PARK RIVER, N.D. — Chickens — or at least hens — rule the roost in Park River, where voters overwhelmingly approved an ordinance amendment Tuesday to allow residents to keep up to eight hens.
Residents voted 265-159 in favor of the change to a decades-old law that outlawed all kinds of livestock in the city.
“It’s a good day today,” Teresa Gire said Wednesday. Gire has a backyard coop and campaigned with the slogan, “A hen is a pet with benefits.”
The measure was initiated last fall after complaints were filed at City Hall against at least one resident who kept chickens, including a rooster, in a backyard coop. According to the complaint, the rooster disrupted their sleep.
Park River is a Walsh County community of 1,400 — about 60 miles northwest of Grand Forks.
When local officials checked, they discovered the old law, which prohibited all poultry.
So, all three known poultry owners — and apparent animal law scofflaws — were informed they had to get rid of their chickens.
Gire, who regards her hens as pets not just for her but for her grandchildren, decided to fight City Hall. She had four hens that lived in an enclosed, heated 4-by-10-foot structure that bears the fictional 922 Chickadee Lane address.
“I’ve lost some people in my family,” she said last fall, “and those people are why those chickens are here. They take me back to a time when they were here. I feel they give me solace, some kind of peace.”
Gire and other community members convinced Park River City Council to reconsider the ordinance. After a tie vote, Mayor Dan Stenvold and City Council decided to put the issue on the ballot.
Gire and some friends campaigned by placing signs and information cards around the community touting benefits of a hen-raising hobby, including fresh eggs and potential 4-H projects for youths in the community.
She also campaigned door-to-door.
“I’m just overwhelmed and so grateful to people in Park River,” she said. “I hope other people can feel free to raise chickens if they want to, and it’s fun for the kids.”
“I think democracy works,” Stenvold said. “It was such a hot topic. No matter what decision we made would have been wrong.”
City officials are just beginning to work out the details of amended ordinance, according to Stenvold.
“There’s a lot of steps people will have to take to get chickens,” he said.
Under the law change, residents may keep as many as eight hens without a license, as long as they have approval from 75 percent of the property owners within 200 feet of their coops, and comply with other rules governing the poultry, including a ban on slaughtering or butchering within city limits.

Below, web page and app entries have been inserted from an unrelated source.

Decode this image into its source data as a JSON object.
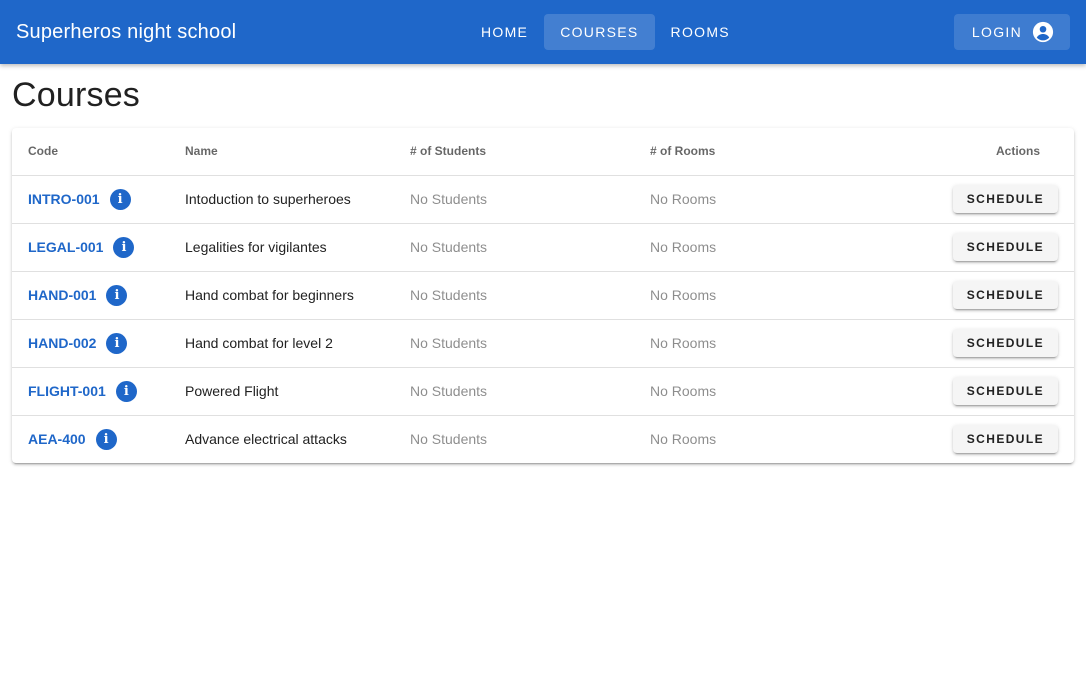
{
  "app": {
    "title": "Superheros night school",
    "brand_color": "#1f67c9"
  },
  "nav": {
    "items": [
      {
        "label": "HOME",
        "active": false
      },
      {
        "label": "COURSES",
        "active": true
      },
      {
        "label": "ROOMS",
        "active": false
      }
    ],
    "login_label": "LOGIN",
    "login_icon": "account-circle-icon"
  },
  "page": {
    "title": "Courses"
  },
  "table": {
    "headers": {
      "code": "Code",
      "name": "Name",
      "students": "# of Students",
      "rooms": "# of Rooms",
      "actions": "Actions"
    },
    "rows": [
      {
        "code": "INTRO-001",
        "name": "Intoduction to superheroes",
        "students": "No Students",
        "rooms": "No Rooms",
        "action": "SCHEDULE"
      },
      {
        "code": "LEGAL-001",
        "name": "Legalities for vigilantes",
        "students": "No Students",
        "rooms": "No Rooms",
        "action": "SCHEDULE"
      },
      {
        "code": "HAND-001",
        "name": "Hand combat for beginners",
        "students": "No Students",
        "rooms": "No Rooms",
        "action": "SCHEDULE"
      },
      {
        "code": "HAND-002",
        "name": "Hand combat for level 2",
        "students": "No Students",
        "rooms": "No Rooms",
        "action": "SCHEDULE"
      },
      {
        "code": "FLIGHT-001",
        "name": "Powered Flight",
        "students": "No Students",
        "rooms": "No Rooms",
        "action": "SCHEDULE"
      },
      {
        "code": "AEA-400",
        "name": "Advance electrical attacks",
        "students": "No Students",
        "rooms": "No Rooms",
        "action": "SCHEDULE"
      }
    ],
    "info_icon": "info-icon"
  }
}
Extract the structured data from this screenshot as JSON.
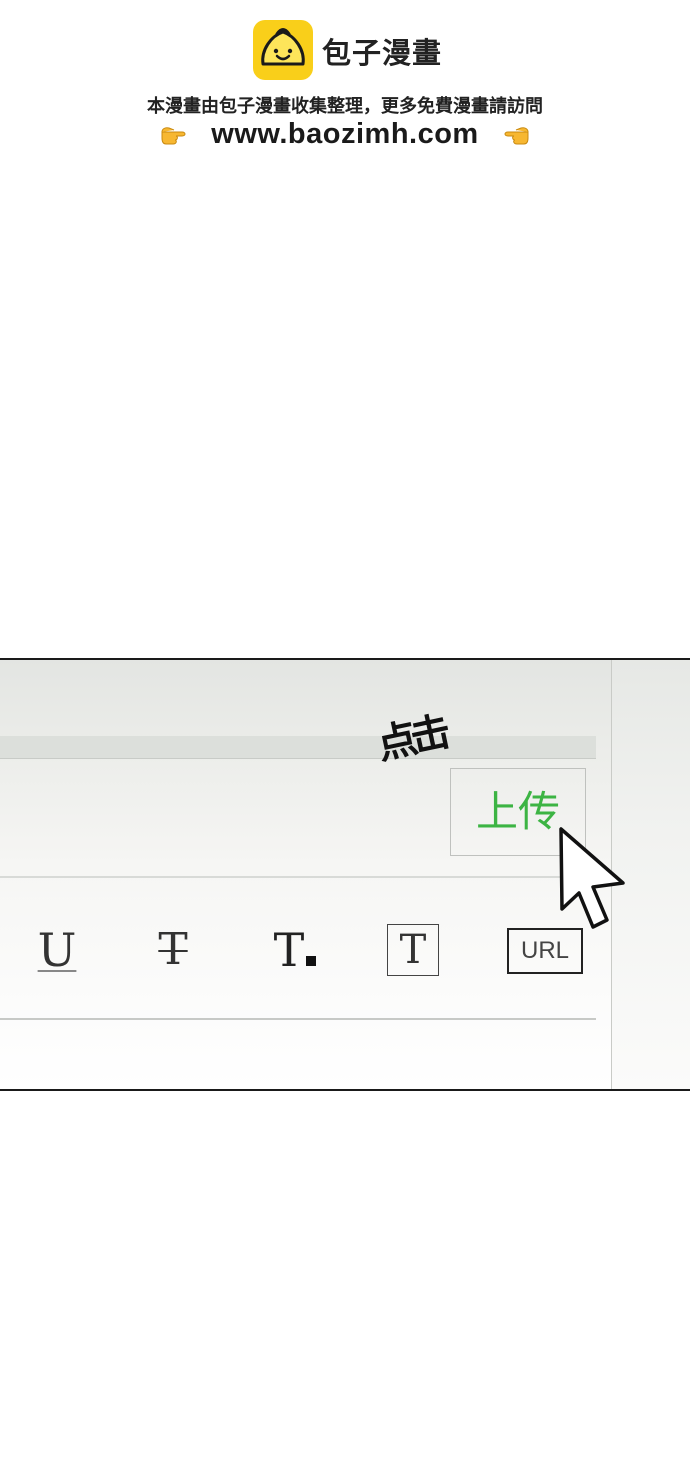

The mayor also said city officials now can concentrate on pressing infrastructure issues.
City Council will open bids next month on a project to replace the city’s 80-year-old water tower, as well as to replace about 5,000 feet of water mains in town.
“The water tower had a 50-year life expectancy and the estimate to make repairs was over $900,000,” he said.
The city also is working on its new North Star housing addition, where construction has begun or is about to begin on three new houses.